Microsoft Unveils Programming Language for Quantum Computing
At its Ignite developer conference yesterday, Microsoft announced that it has developed a new programming language designed to not only run on current computers but on the most advanced machines of the future: quantum computers. Ignite is running from Sept. 25-29 in Orlando.
Like many other of the world's largest tech companies, Microsoft has been working to develop quantum computers that could handle massively complex problems in minutes or seconds. Unlike today's conventional devices that use the digital bits "0" and "1," quantum computers use qubits that can act as 0s, 1s or both simultaneously.
Microsoft said its new quantum computing language, which has yet to be named, is "deeply integrated" with its Visual Studio development environment and does many of the things other standard programming languages do. However, it is specifically designed to allow programmers to create apps that will eventually run on true quantum computers.
By supporting massive processing and memory demands through quantum physics, quantum computers could help solve many currently intractable problems from deadly diseases to climate change to IT security challenges.
'A New Form of Matter'
Like other companies, such as Google and IBM, Microsoft has been working for years to advance quantum computing research to the point where the technology becomes feasible rather than theoretical. Its quantum computing research team includes Fields Medal-winning mathematician Michael Freedman; Charles Marcus, professor at the University of Copenhagen's Niels Bohr Institute; and quantum computing software expert Krysta Svore.
"[W]e set out with a goal of not just trying to achieve a few scientific milestones -- we sort of went back to the very core first principles and said, 'What would it take to build a truly scalable quantum computer?'" Microsoft CEO Satya Nadella said yesterday during his keynote address at Ignite.
Joining Nadella on stage, Freedman added, "Microsoft's qubit will be based on a new form of matter called topological matter that also has this property that as the information stored in the matter is stored globally, you can't find the information in any particular place."

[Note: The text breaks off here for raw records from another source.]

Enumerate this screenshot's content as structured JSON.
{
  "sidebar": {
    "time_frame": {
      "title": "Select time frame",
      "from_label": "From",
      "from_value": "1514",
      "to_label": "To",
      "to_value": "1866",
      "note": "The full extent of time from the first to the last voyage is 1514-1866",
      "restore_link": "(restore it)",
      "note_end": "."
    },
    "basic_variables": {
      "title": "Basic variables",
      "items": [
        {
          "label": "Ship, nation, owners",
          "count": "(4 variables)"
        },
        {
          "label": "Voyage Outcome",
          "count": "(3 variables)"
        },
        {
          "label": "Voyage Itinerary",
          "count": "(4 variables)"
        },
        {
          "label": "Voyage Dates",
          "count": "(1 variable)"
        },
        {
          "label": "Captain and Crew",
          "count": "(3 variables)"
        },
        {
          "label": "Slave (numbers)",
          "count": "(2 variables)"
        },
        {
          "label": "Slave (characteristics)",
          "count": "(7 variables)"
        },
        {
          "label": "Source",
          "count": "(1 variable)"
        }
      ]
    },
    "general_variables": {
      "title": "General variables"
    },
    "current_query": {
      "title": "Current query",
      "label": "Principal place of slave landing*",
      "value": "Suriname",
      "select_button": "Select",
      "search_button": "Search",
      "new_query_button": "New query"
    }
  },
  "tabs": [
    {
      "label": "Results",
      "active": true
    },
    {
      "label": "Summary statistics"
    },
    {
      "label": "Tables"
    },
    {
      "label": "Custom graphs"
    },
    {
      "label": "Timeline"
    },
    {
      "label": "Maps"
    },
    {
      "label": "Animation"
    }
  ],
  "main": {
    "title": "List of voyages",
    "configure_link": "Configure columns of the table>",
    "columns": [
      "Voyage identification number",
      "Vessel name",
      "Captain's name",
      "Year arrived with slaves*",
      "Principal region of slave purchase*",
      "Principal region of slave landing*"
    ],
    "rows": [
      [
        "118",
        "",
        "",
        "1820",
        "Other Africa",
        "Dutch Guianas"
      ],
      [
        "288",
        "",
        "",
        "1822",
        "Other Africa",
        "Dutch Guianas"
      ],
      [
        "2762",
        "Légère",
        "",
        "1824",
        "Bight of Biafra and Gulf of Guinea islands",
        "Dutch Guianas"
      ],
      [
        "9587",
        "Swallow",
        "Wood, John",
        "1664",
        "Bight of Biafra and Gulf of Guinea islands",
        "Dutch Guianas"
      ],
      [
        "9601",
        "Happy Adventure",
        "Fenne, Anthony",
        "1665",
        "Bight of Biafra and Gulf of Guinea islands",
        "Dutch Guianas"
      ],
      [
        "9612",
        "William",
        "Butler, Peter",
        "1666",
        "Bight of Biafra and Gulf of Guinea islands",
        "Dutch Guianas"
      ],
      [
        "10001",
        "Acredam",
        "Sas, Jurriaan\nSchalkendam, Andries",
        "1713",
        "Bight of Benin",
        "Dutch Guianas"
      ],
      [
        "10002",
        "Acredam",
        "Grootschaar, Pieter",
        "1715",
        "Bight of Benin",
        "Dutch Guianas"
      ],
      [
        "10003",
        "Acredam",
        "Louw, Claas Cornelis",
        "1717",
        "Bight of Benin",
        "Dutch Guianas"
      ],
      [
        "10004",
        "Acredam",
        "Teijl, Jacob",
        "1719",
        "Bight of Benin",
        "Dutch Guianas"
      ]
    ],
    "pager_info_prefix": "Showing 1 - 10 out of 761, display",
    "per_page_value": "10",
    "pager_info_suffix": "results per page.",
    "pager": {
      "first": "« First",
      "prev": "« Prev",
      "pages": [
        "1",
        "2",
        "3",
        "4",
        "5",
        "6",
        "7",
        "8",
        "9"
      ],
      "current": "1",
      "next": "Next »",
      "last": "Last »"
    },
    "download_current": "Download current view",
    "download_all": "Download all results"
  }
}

That quality protects the qubit from the physical forces that would normally cause those units to "decohere" and become unavailable for computing tasks, according to Freedman.
Preview Available by End of Year
Microsoft said its new language for quantum computing is "designed for developers to create apps to debut on quantum simulators today and run on an actual topological quantum computer in the future."
However, because the language is built into Visual Studio, programmers don't need to be experts in quantum physics, Microsoft added. "It doesn't look too different from the things they're already doing," Svore said in a Microsoft news feature published yesterday.
Developers can sign up now to be informed about quantum computing programming updates from Microsoft. The programming language is expected to be available as a free preview by the end of the year and "also includes libraries and tutorials so developers can familiarize themselves with quantum computing," Microsoft said.
Individual developers will be able to use the language to simulate problems that would use up to 30 logical qubits of power, while select enterprise customers and Azure developers will be able to simulate more than 40 qubits of power, Microsoft noted.
"For the first time in 70 years we're looking at a way to build a computing system that is just completely different," according to chief research and strategy officer Craig Mundie. "It's not an incremental tune-up or improvement. It's a qualitatively different thing."
Posted: 2017-10-08 @ 5:17pm PT
@vcsjones: Thanks for the catch. We made that correction.
Posted: 2017-10-08 @ 4:08pm PT
The article says "Visual Basic development environment". I believe it should be "Visual Studio". Visual Basic is a programming language, Visual Studio is the tooling.